PROBLEM DETAILS - Here is a set of records. Copy them all exactly.

Data records for software interfaces:
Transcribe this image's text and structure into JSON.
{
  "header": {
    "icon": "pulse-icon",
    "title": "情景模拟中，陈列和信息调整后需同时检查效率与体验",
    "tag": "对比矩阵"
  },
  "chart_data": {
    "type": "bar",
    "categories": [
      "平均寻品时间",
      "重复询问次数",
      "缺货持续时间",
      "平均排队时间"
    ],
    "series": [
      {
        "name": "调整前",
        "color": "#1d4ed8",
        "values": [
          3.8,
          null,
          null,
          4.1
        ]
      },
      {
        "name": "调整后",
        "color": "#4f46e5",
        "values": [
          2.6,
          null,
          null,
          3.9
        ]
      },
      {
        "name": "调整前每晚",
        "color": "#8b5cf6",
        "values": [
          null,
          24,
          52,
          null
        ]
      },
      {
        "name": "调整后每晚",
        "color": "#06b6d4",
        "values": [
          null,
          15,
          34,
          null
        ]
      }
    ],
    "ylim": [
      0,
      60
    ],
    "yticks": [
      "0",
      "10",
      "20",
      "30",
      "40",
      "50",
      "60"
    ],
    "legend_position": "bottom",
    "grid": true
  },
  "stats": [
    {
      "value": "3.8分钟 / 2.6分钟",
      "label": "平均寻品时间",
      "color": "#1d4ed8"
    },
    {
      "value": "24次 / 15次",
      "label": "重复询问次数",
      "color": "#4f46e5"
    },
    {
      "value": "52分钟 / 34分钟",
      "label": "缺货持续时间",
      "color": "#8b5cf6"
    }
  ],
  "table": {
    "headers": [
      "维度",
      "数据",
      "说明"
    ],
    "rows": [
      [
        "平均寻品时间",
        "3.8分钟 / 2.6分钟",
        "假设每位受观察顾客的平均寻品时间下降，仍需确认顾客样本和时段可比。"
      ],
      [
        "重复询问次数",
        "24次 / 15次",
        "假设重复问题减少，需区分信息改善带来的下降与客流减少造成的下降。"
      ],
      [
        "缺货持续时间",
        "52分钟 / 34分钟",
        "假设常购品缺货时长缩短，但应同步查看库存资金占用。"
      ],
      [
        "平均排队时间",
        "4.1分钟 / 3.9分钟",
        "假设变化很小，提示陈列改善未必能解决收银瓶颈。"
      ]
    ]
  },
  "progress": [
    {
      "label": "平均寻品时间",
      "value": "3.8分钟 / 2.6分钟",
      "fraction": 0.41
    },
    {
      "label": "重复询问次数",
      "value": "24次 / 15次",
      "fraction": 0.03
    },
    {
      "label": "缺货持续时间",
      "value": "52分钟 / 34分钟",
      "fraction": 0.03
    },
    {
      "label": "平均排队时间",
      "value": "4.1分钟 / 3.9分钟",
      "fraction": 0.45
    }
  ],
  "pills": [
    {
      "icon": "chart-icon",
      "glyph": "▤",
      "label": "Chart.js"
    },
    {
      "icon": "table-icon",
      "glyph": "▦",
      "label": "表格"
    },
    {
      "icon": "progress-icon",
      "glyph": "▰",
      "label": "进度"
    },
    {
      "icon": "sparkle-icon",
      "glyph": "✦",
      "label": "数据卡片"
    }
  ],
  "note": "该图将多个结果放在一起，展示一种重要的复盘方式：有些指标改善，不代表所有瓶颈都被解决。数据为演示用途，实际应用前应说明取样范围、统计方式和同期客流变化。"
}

ANSWER BOX -
Transcribe this image's text and structure into JSON.
{
  "header": {
    "icon": "pulse-icon",
    "title": "情景模拟中，陈列和信息调整后需同时检查效率与体验",
    "tag": "对比矩阵"
  },
  "chart_data": {
    "type": "bar",
    "categories": [
      "平均寻品时间",
      "重复询问次数",
      "缺货持续时间",
      "平均排队时间"
    ],
    "series": [
      {
        "name": "调整前",
        "color": "#1d4ed8",
        "values": [
          3.8,
          null,
          null,
          4.1
        ]
      },
      {
        "name": "调整后",
        "color": "#4f46e5",
        "values": [
          2.6,
          null,
          null,
          3.9
        ]
      },
      {
        "name": "调整前每晚",
        "color": "#8b5cf6",
        "values": [
          null,
          24,
          52,
          null
        ]
      },
      {
        "name": "调整后每晚",
        "color": "#06b6d4",
        "values": [
          null,
          15,
          34,
          null
        ]
      }
    ],
    "ylim": [
      0,
      60
    ],
    "yticks": [
      "0",
      "10",
      "20",
      "30",
      "40",
      "50",
      "60"
    ],
    "legend_position": "bottom",
    "grid": true
  },
  "stats": [
    {
      "value": "3.8分钟 / 2.6分钟",
      "label": "平均寻品时间",
      "color": "#1d4ed8"
    },
    {
      "value": "24次 / 15次",
      "label": "重复询问次数",
      "color": "#4f46e5"
    },
    {
      "value": "52分钟 / 34分钟",
      "label": "缺货持续时间",
      "color": "#8b5cf6"
    }
  ],
  "table": {
    "headers": [
      "维度",
      "数据",
      "说明"
    ],
    "rows": [
      [
        "平均寻品时间",
        "3.8分钟 / 2.6分钟",
        "假设每位受观察顾客的平均寻品时间下降，仍需确认顾客样本和时段可比。"
      ],
      [
        "重复询问次数",
        "24次 / 15次",
        "假设重复问题减少，需区分信息改善带来的下降与客流减少造成的下降。"
      ],
      [
        "缺货持续时间",
        "52分钟 / 34分钟",
        "假设常购品缺货时长缩短，但应同步查看库存资金占用。"
      ],
      [
        "平均排队时间",
        "4.1分钟 / 3.9分钟",
        "假设变化很小，提示陈列改善未必能解决收银瓶颈。"
      ]
    ]
  },
  "progress": [
    {
      "label": "平均寻品时间",
      "value": "3.8分钟 / 2.6分钟",
      "fraction": 0.41
    },
    {
      "label": "重复询问次数",
      "value": "24次 / 15次",
      "fraction": 0.03
    },
    {
      "label": "缺货持续时间",
      "value": "52分钟 / 34分钟",
      "fraction": 0.03
    },
    {
      "label": "平均排队时间",
      "value": "4.1分钟 / 3.9分钟",
      "fraction": 0.45
    }
  ],
  "pills": [
    {
      "icon": "chart-icon",
      "glyph": "▤",
      "label": "Chart.js"
    },
    {
      "icon": "table-icon",
      "glyph": "▦",
      "label": "表格"
    },
    {
      "icon": "progress-icon",
      "glyph": "▰",
      "label": "进度"
    },
    {
      "icon": "sparkle-icon",
      "glyph": "✦",
      "label": "数据卡片"
    }
  ],
  "note": "该图将多个结果放在一起，展示一种重要的复盘方式：有些指标改善，不代表所有瓶颈都被解决。数据为演示用途，实际应用前应说明取样范围、统计方式和同期客流变化。"
}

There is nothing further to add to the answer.